Alzheimer’s is the most common cause of dementia among older adults. Dementia is the loss of cognitive functioning—thinking, remembering, and reasoning—and behavioral abilities to such an extent that it interferes with a person’s daily life and activities. Dementia ranges in severity from the mildest stage, when it is just beginning to affect a person’s functioning, to the most severe stage, when the person must depend completely on others for basic activities of daily living.

Parkinson’s disease is a progressive nervous system disorder that affects movement. Symptoms start gradually, sometimes starting with a barely noticeable tremor in just one hand. Tremors are common, but the disorder also commonly causes stiffness or slowing of movement.

In the early stages of Parkinson’s disease, your face may show little or no expression. Your arms may not swing when you walk. Your speech may become soft or slurred. Parkinson’s disease symptoms worsen as your condition progresses over time.

Although Parkinson’s disease can’t be cured, medications might significantly improve your symptoms.
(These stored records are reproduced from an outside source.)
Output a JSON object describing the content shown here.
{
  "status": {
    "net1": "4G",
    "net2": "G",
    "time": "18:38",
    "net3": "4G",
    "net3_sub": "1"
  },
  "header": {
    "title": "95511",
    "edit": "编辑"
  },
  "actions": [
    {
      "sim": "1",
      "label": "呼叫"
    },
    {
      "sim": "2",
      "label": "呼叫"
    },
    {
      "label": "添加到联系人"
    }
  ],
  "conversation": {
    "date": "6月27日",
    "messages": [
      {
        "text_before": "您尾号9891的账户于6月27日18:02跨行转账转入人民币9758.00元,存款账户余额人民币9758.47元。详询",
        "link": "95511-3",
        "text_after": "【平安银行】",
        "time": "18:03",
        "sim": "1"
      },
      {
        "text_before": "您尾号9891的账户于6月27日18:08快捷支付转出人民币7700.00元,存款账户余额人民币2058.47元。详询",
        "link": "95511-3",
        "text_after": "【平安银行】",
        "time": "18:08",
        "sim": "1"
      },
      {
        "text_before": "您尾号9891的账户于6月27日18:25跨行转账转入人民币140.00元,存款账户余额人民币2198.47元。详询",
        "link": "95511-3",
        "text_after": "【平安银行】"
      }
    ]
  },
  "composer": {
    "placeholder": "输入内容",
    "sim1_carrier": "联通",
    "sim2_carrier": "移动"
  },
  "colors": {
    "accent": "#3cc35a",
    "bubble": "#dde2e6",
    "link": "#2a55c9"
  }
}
Occasionally, your doctor may suggest surgery to regulate certain regions of your brain and improve your symptoms.